In this, perhaps, is everything. Ranching, accepting the role of steward over the creatures and land, is more intimately connected with the Indigenous narrative, with the blood, than anyone might readily consider. “I almost think of our ranching heritage like our cultural heritage: I need to protect it.” Whether the threat is financial or physical, from within or without, both legacies are struggling for solvency and sovereignty. “Whenever you have livestock, you’re going to have dead stock: there are just so many things out of your control,” Stephen remarks. “But, for three generations, the men in my family have protected the animals and land to provide for their families. What we have is what we’ve held onto for centuries. This ranch is where my ancestors roamed hundreds of years ago. What we take is a gift, a blessing, to be honored. Animals aren’t here just to feed us: that animal sacrifices its life to feed my family, and I have a responsibility to respect that sacrifice. It’s a lot like ranching: I’m just here to take care of it. If I take care of those cows, they’re going to take care of me. It’s all interconnected.”
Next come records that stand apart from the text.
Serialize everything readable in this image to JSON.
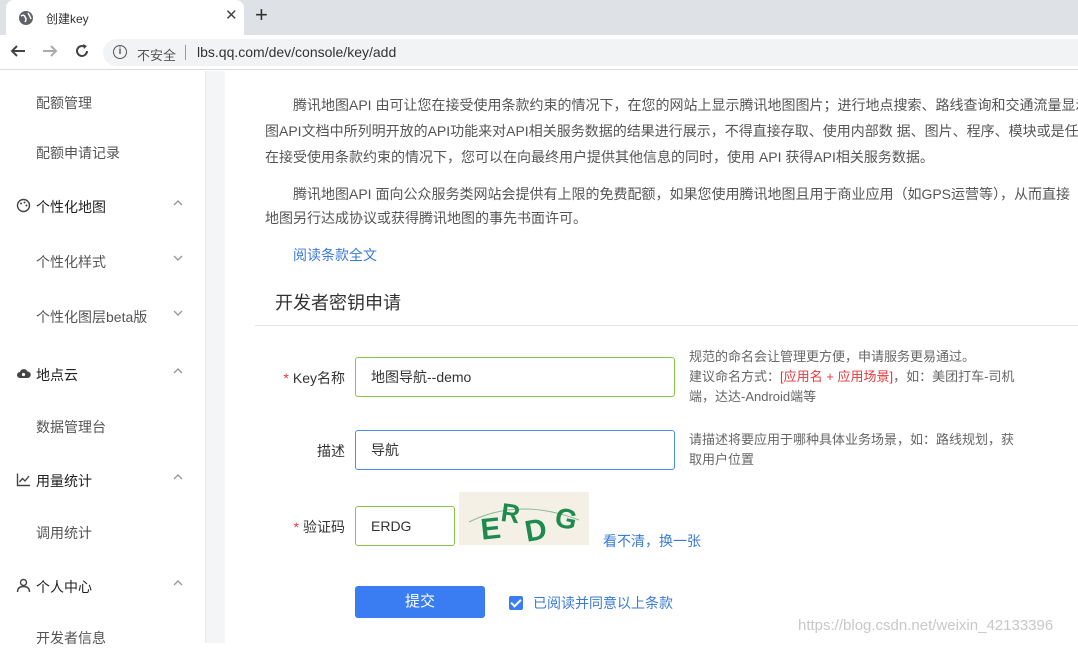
{
  "browser": {
    "tab_title": "创建key",
    "close_glyph": "✕",
    "newtab_glyph": "+",
    "security_label": "不安全",
    "url": "lbs.qq.com/dev/console/key/add"
  },
  "sidebar": {
    "items": [
      {
        "label": "配额管理",
        "kind": "sub"
      },
      {
        "label": "配额申请记录",
        "kind": "sub"
      },
      {
        "label": "个性化地图",
        "kind": "group",
        "icon": "palette-icon"
      },
      {
        "label": "个性化样式",
        "kind": "sub"
      },
      {
        "label": "个性化图层beta版",
        "kind": "sub"
      },
      {
        "label": "地点云",
        "kind": "group",
        "icon": "cloud-icon"
      },
      {
        "label": "数据管理台",
        "kind": "sub"
      },
      {
        "label": "用量统计",
        "kind": "group",
        "icon": "line-chart-icon"
      },
      {
        "label": "调用统计",
        "kind": "sub"
      },
      {
        "label": "个人中心",
        "kind": "group",
        "icon": "user-icon"
      },
      {
        "label": "开发者信息",
        "kind": "sub"
      }
    ]
  },
  "terms": {
    "p1_l1": "腾讯地图API 由可让您在接受使用条款约束的情况下，在您的网站上显示腾讯地图图片；进行地点搜索、路线查询和交通流量显示",
    "p1_l2": "图API文档中所列明开放的API功能来对API相关服务数据的结果进行展示，不得直接存取、使用内部数 据、图片、程序、模块或是任",
    "p1_l3": "在接受使用条款约束的情况下，您可以在向最终用户提供其他信息的同时，使用 API 获得API相关服务数据。",
    "p2_l1": "腾讯地图API 面向公众服务类网站会提供有上限的免费配额，如果您使用腾讯地图且用于商业应用（如GPS运营等），从而直接",
    "p2_l2": "地图另行达成协议或获得腾讯地图的事先书面许可。",
    "read_full": "阅读条款全文"
  },
  "form": {
    "section_title": "开发者密钥申请",
    "required_mark": "*",
    "key_name_label": "Key名称",
    "key_name_value": "地图导航--demo",
    "key_name_hint_1": "规范的命名会让管理更方便，申请服务更易通过。",
    "key_name_hint_2a": "建议命名方式：",
    "key_name_hint_2b": "[应用名 + 应用场景]",
    "key_name_hint_2c": "，如：美团打车-司机",
    "key_name_hint_3": "端，达达-Android端等",
    "desc_label": "描述",
    "desc_value": "导航",
    "desc_hint_1": "请描述将要应用于哪种具体业务场景，如：路线规划，获",
    "desc_hint_2": "取用户位置",
    "captcha_label": "验证码",
    "captcha_value": "ERDG",
    "captcha_text": "ERDG",
    "refresh_captcha": "看不清，换一张",
    "submit": "提交",
    "agree": "已阅读并同意以上条款"
  },
  "watermark": "https://blog.csdn.net/weixin_42133396"
}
What will that mean for Stephen’s son, Greyson, who turns two this July, or for his second son, who is due to arrive this summer? Stephen’s dad always pushed his children away from ranching, away from the stresses, “protecting [them] from a journey” defined by hardship. “But I was just stubborn enough,” laughs Stephen. “With my son, my children, I just want to love them no matter what.” When his girlfriend Chelsey returned to work as a night duty emergency room nurse after Greyson’s birth, Stephen gladly took the reins with his son’s care. “It was a really big blessing for me to spend that much time with my own son, so many men miss that, choose to miss that,” remarks Yellowtail. “At two-and-a-half months, he was with me in his little carrier, feeding cows. That’s his first sound, of a cow mooing; his first sights — those of cowboys, roping, camaraderie, laughter, people helping each other. You don’t teach kids, they observe, watching you.” Whatever the future holds for Greyson (and, eventually, his younger brother), Yellowtail insists the choice be his, but “so far, he loves the ranch.”
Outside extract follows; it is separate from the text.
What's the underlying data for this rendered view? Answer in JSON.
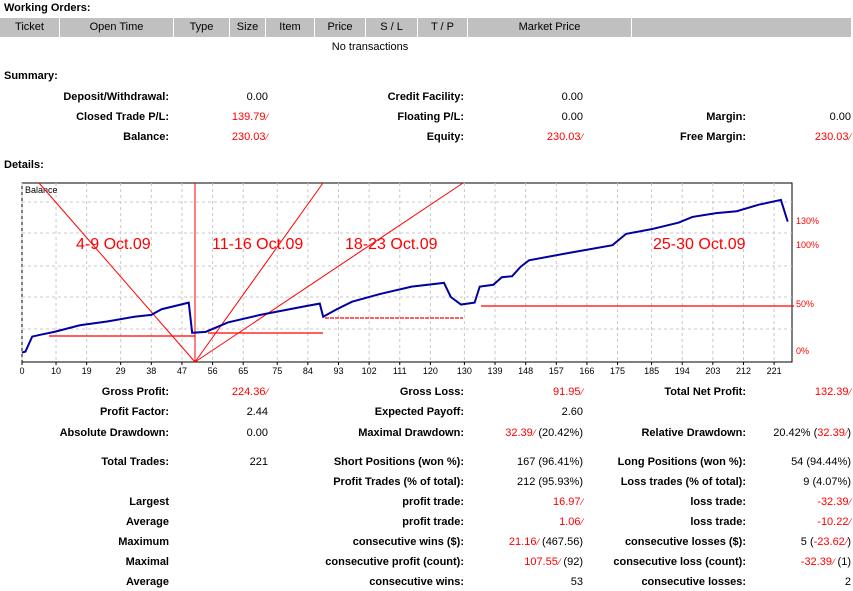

For now, the cows are calling. As summer bursts forth in Montana, things need to be done, and it’s a “dark to dark” kind of life. Up at 2:30 am, coffee and egg sandwich in hand, Stephen heads out to the barn, guided by a headlamp, to catch a horse in the dark and get the cattle done before the heat of the day hits. Only the steady thump of hooves and the tinkle of spurs — like vestiges of the heavy foot strike and jingle of ankle bells in the traditional Crow Hot Dance — accompany Yellowtail’s ride to the top of the ridge, where he might pause, for a moment, to watch the sun come up.